- [WORK ITEM] Look for the word "screenshot" in the entries and copy each line where it appears.

- [SOURCE RECORDS]
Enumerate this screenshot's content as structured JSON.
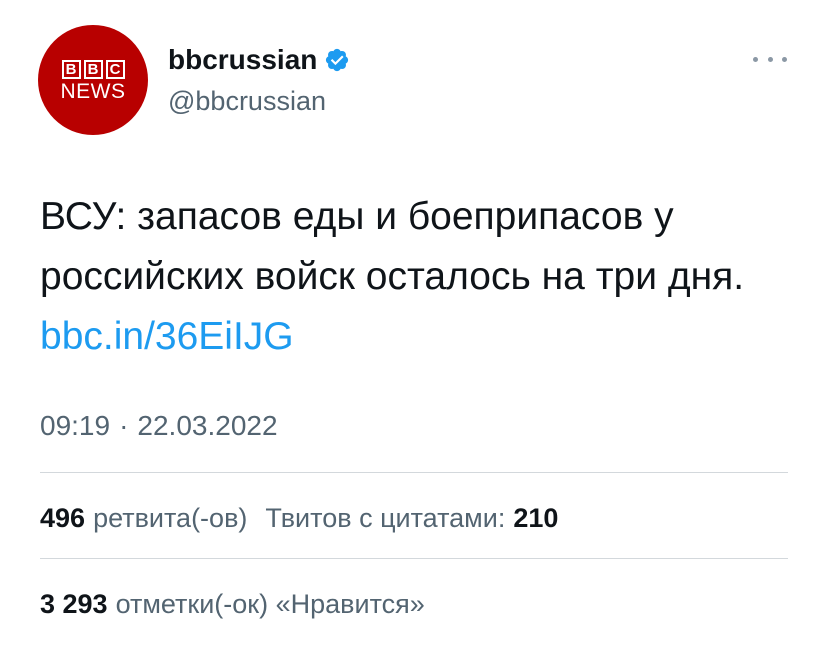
{
  "profile": {
    "logo_letters": [
      "B",
      "B",
      "C"
    ],
    "logo_sub": "NEWS",
    "display_name": "bbcrussian",
    "handle": "@bbcrussian",
    "verified_icon": "verified-badge-icon"
  },
  "tweet": {
    "text": "ВСУ: запасов еды и боеприпасов у российских войск осталось на три дня. ",
    "link": "bbc.in/36EiIJG",
    "time": "09:19",
    "separator": "·",
    "date": "22.03.2022"
  },
  "stats": {
    "retweets_count": "496",
    "retweets_label": "ретвита(-ов)",
    "quotes_label": "Твитов с цитатами:",
    "quotes_count": "210",
    "likes_count": "3 293",
    "likes_label": "отметки(-ок) «Нравится»"
  },
  "colors": {
    "bbc_red": "#b80000",
    "link_blue": "#1d9bf0",
    "muted_text": "#536471",
    "verified_blue": "#1d9bf0"
  }
}
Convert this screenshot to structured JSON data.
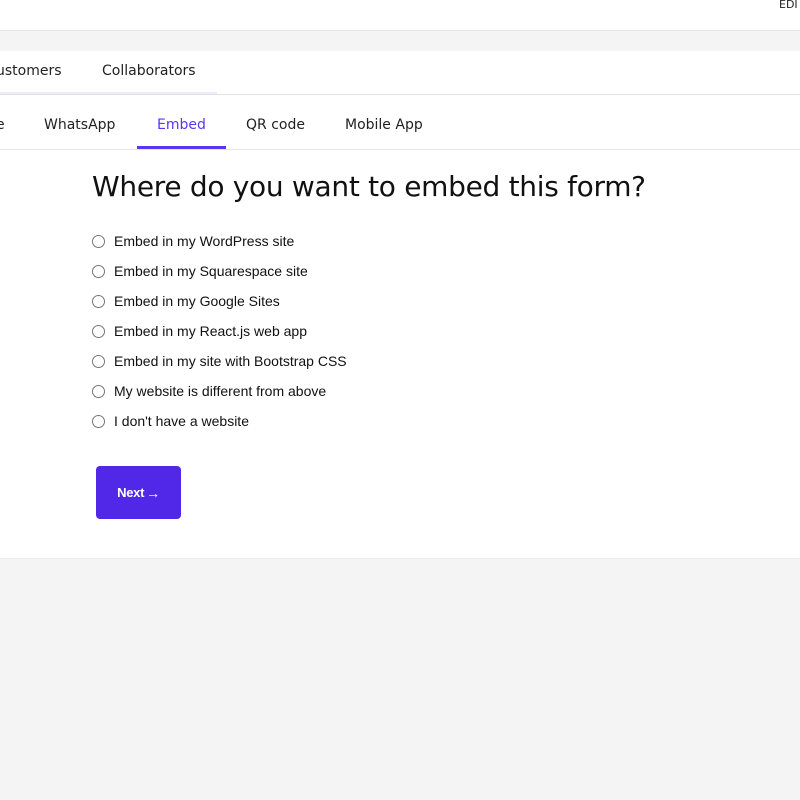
{
  "topbar": {
    "edit_label": "EDI"
  },
  "main_tabs": [
    {
      "label": "ustomers"
    },
    {
      "label": "Collaborators"
    }
  ],
  "share_tabs": [
    {
      "label": "e"
    },
    {
      "label": "WhatsApp"
    },
    {
      "label": "Embed",
      "active": true
    },
    {
      "label": "QR code"
    },
    {
      "label": "Mobile App"
    }
  ],
  "embed": {
    "heading": "Where do you want to embed this form?",
    "options": [
      {
        "label": "Embed in my WordPress site",
        "selected": false
      },
      {
        "label": "Embed in my Squarespace site",
        "selected": false
      },
      {
        "label": "Embed in my Google Sites",
        "selected": false
      },
      {
        "label": "Embed in my React.js web app",
        "selected": false
      },
      {
        "label": "Embed in my site with Bootstrap CSS",
        "selected": false
      },
      {
        "label": "My website is different from above",
        "selected": false
      },
      {
        "label": "I don't have a website",
        "selected": false
      }
    ],
    "next_label": "Next",
    "next_icon": "→"
  },
  "colors": {
    "accent": "#5a36f0",
    "button": "#5128e8",
    "page_bg": "#f4f4f4"
  }
}
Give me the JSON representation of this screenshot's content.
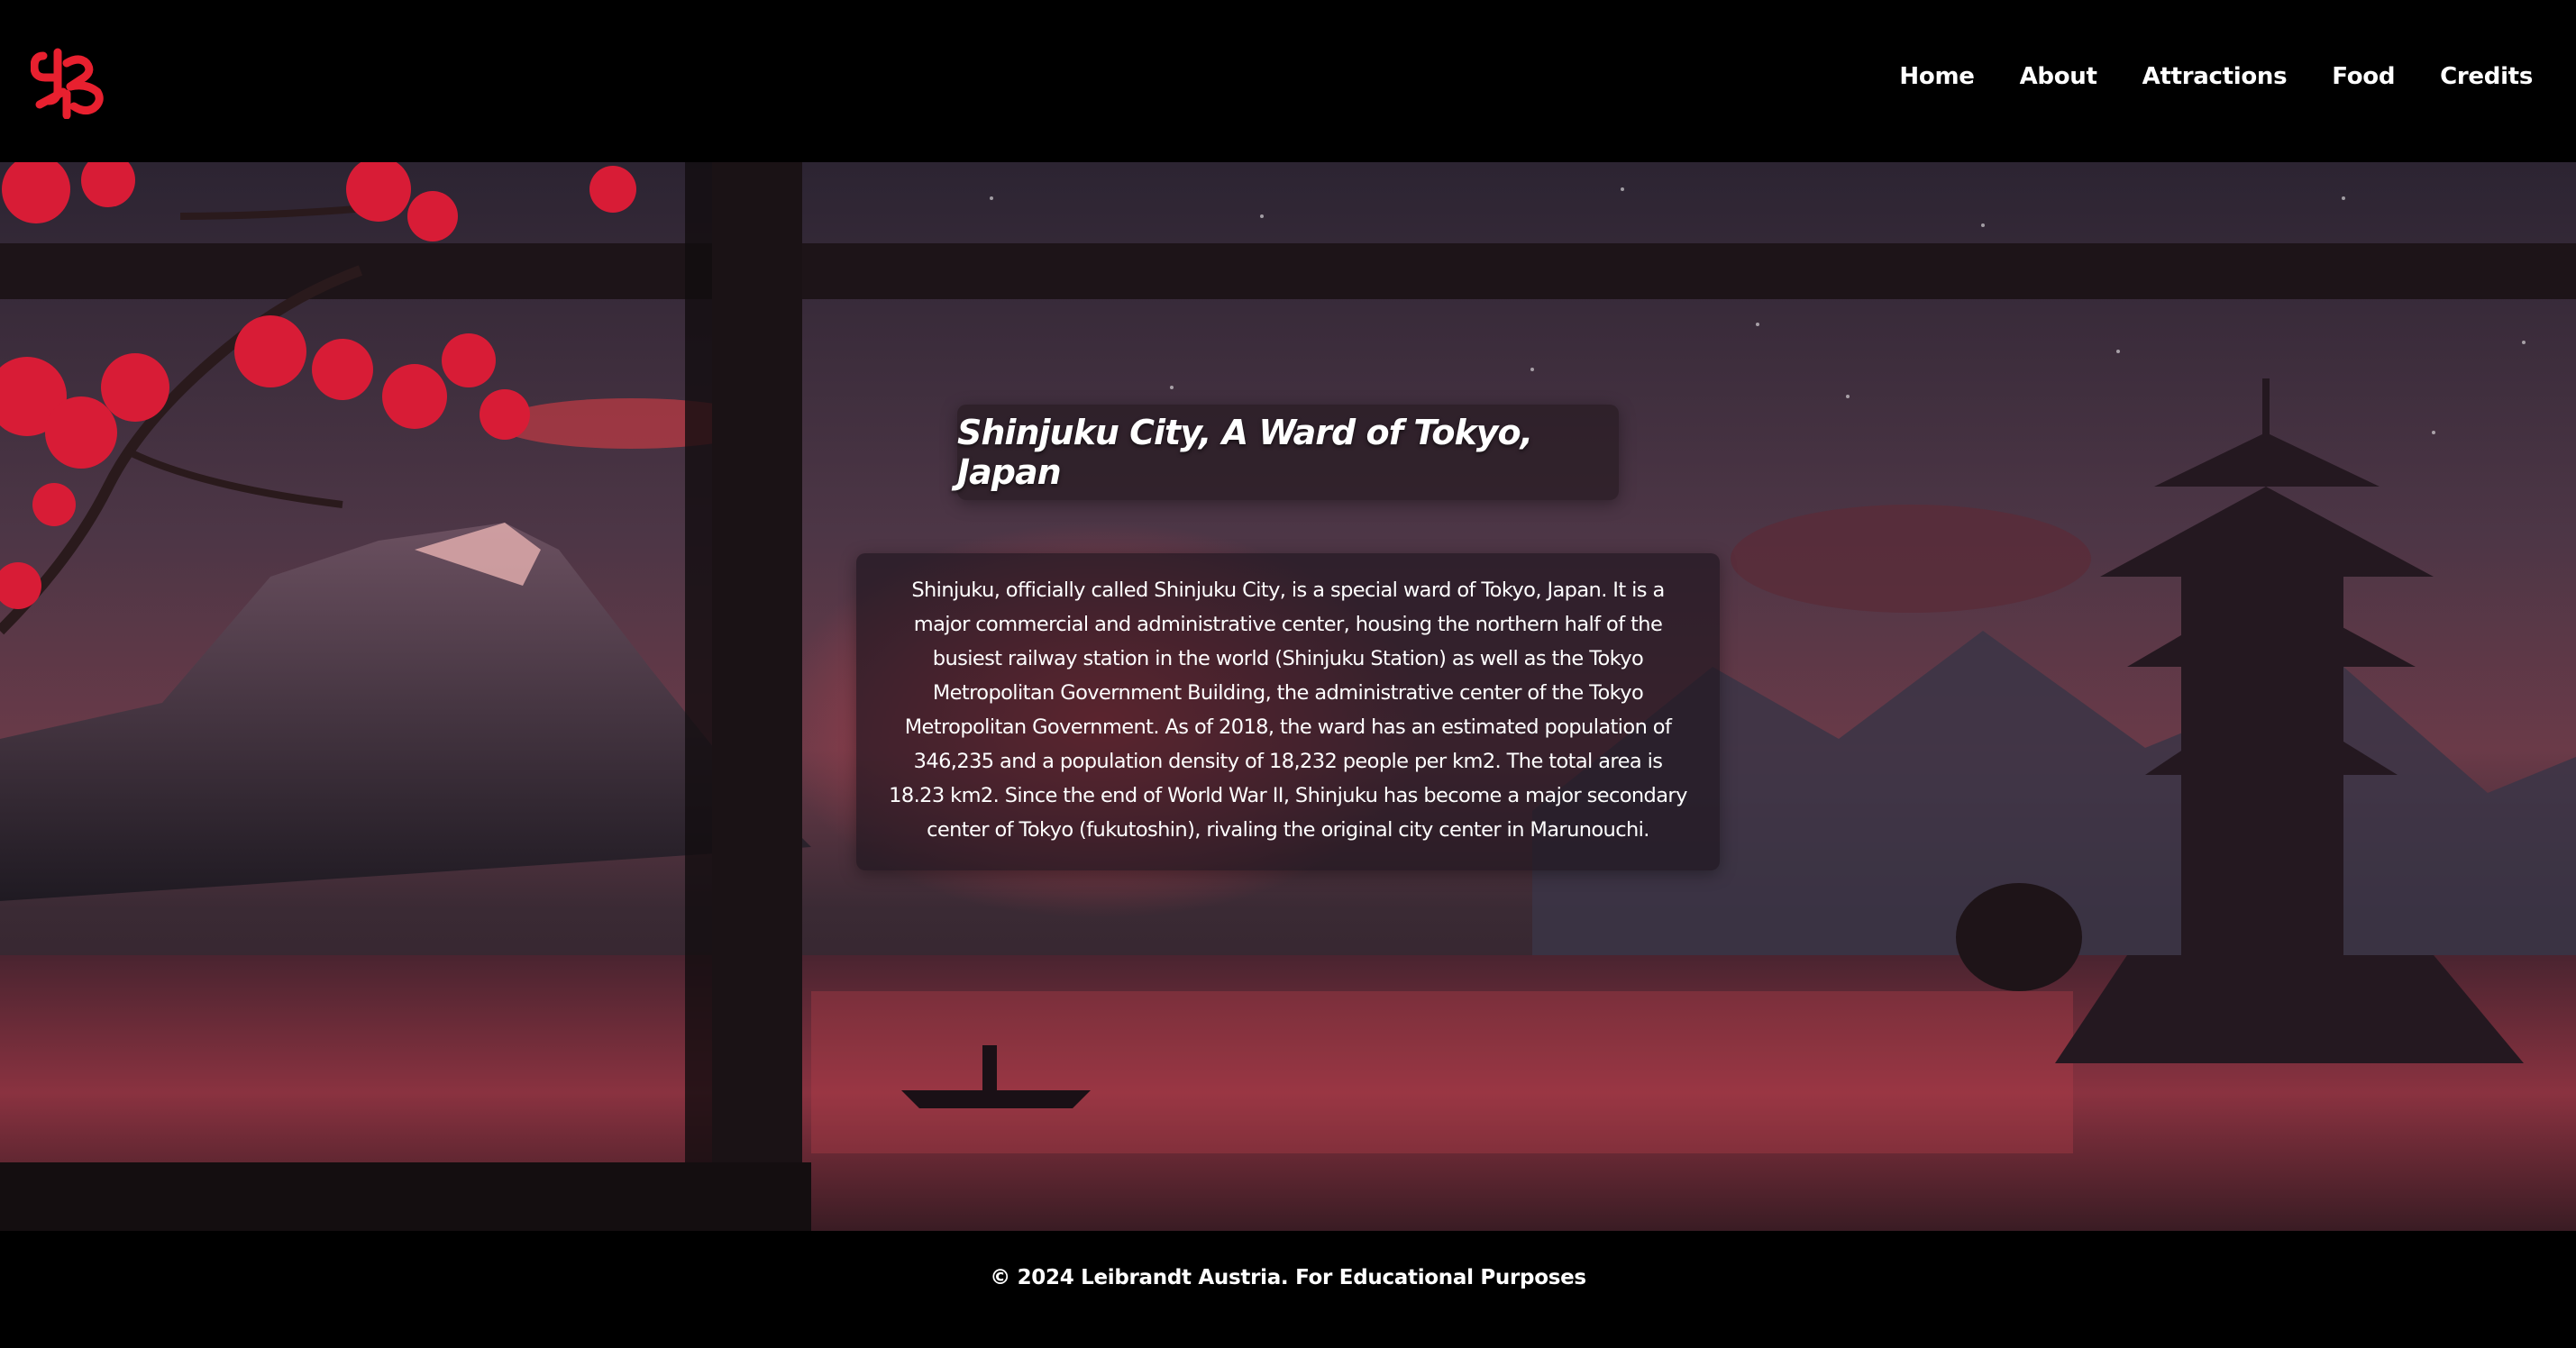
{
  "header": {
    "logo_icon": "stylized-red-kanji-logo-icon",
    "nav": [
      {
        "label": "Home"
      },
      {
        "label": "About"
      },
      {
        "label": "Attractions"
      },
      {
        "label": "Food"
      },
      {
        "label": "Credits"
      }
    ]
  },
  "hero": {
    "background": "night-mountain-pagoda-window-scene",
    "title": "Shinjuku City, A Ward of Tokyo, Japan",
    "description": "Shinjuku, officially called Shinjuku City, is a special ward of Tokyo, Japan. It is a major commercial and administrative center, housing the northern half of the busiest railway station in the world (Shinjuku Station) as well as the Tokyo Metropolitan Government Building, the administrative center of the Tokyo Metropolitan Government. As of 2018, the ward has an estimated population of 346,235 and a population density of 18,232 people per km2. The total area is 18.23 km2. Since the end of World War II, Shinjuku has become a major secondary center of Tokyo (fukutoshin), rivaling the original city center in Marunouchi."
  },
  "footer": {
    "text": "© 2024 Leibrandt Austria. For Educational Purposes"
  },
  "colors": {
    "accent": "#e8202f",
    "header_bg": "#000000",
    "text": "#ffffff"
  }
}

- [EXERCISE RESULT]
Enumerate this screenshot's content as structured JSON.
Convert this screenshot to structured JSON data.
Give me the JSON representation of this screenshot's content.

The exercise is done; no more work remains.